Dow Agri-Sciences European Division staff recently held a meeting in Ireland and included a visit to the Agri-Food and Biosciences Institute’s (AFBI) grass breeding programme at Loughgall as part of their schedule. This visit was arranged in conjunction with international seed specialist Barenbrug, who has been the commercial partner on the AFBI grass breeding programme since 1991.
Two post graduate students at the Agri-Food and Biosciences Institute (AFBI), Vincent Griffith (left) and Daniel Enriquez Hidalgo (right recently graduated as Doctors of Philosophy (PhD) from the School of Biological Sciences, Queen’s University Belfast. Both students were supervised by Trevor Gilliland (centre) and funded by Teagasc Walsh Fellowships. The studies were conducted mostly at Teagasc Moorepark, Fermoy, Co. Cork, under the co-supervision of Michael O’Donovan.

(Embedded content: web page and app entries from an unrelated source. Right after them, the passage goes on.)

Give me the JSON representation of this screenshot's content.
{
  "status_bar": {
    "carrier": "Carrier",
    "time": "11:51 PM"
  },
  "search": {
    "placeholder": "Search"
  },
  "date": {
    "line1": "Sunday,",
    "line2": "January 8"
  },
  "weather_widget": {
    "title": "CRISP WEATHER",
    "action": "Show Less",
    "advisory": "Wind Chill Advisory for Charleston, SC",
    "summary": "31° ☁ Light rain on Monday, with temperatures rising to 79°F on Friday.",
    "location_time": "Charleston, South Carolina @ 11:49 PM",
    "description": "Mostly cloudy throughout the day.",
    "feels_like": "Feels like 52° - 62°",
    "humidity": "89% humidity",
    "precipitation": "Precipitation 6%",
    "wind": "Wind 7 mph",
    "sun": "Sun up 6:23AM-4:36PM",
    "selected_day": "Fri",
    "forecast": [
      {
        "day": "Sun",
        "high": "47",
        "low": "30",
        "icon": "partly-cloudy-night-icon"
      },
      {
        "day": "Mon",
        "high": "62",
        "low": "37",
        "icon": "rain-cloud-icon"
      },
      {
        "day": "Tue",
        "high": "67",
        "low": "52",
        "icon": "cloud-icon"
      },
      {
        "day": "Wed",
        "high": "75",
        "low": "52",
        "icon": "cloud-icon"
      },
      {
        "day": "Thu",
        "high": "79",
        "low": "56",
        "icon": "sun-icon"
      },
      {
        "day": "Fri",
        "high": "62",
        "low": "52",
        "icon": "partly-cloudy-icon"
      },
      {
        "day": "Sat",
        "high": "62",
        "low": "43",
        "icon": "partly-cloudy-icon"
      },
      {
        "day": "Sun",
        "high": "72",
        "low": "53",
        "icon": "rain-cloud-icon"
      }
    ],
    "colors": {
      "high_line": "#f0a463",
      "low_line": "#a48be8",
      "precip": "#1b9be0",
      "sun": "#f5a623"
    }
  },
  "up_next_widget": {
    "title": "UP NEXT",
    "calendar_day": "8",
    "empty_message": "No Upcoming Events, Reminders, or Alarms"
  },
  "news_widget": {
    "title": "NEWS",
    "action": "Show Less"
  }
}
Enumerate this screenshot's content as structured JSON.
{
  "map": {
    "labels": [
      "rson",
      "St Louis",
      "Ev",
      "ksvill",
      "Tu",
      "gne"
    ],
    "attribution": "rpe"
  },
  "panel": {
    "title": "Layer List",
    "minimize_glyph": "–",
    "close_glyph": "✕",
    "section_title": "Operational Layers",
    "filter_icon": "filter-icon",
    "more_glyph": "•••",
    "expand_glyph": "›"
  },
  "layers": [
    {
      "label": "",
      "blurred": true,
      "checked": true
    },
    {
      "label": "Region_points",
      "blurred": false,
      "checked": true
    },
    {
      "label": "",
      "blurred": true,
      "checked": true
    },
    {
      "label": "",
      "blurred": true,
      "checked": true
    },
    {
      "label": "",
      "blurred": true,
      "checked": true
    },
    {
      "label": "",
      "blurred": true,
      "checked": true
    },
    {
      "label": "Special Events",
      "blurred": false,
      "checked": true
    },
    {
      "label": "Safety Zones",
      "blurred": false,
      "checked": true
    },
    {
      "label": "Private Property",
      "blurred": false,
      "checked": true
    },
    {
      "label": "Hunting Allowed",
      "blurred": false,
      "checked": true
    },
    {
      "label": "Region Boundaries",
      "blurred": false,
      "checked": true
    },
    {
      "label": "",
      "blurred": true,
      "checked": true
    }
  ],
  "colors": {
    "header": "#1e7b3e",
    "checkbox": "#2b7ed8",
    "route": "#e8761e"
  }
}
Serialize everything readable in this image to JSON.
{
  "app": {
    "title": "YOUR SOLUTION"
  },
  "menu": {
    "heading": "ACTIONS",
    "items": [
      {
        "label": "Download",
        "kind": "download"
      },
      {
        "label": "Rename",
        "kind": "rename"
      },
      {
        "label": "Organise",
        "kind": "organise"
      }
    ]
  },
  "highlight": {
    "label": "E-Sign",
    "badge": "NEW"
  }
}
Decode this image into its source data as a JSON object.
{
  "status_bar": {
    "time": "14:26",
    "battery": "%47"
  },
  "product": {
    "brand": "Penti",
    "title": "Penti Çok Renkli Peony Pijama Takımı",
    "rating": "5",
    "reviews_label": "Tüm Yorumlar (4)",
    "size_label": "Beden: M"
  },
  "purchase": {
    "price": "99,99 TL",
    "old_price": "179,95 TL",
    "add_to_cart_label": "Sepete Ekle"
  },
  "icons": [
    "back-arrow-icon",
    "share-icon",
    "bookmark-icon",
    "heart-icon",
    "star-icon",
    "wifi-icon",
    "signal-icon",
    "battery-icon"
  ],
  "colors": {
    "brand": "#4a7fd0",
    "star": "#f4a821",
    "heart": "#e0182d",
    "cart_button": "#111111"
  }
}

A farmers’ group from England, hosted by Dairy Co, recently visited the Agri-Food and Biosciences Institute (AFBI) Hillsborough and were presented with information on a number of completed and ongoing Hillsborough research projects.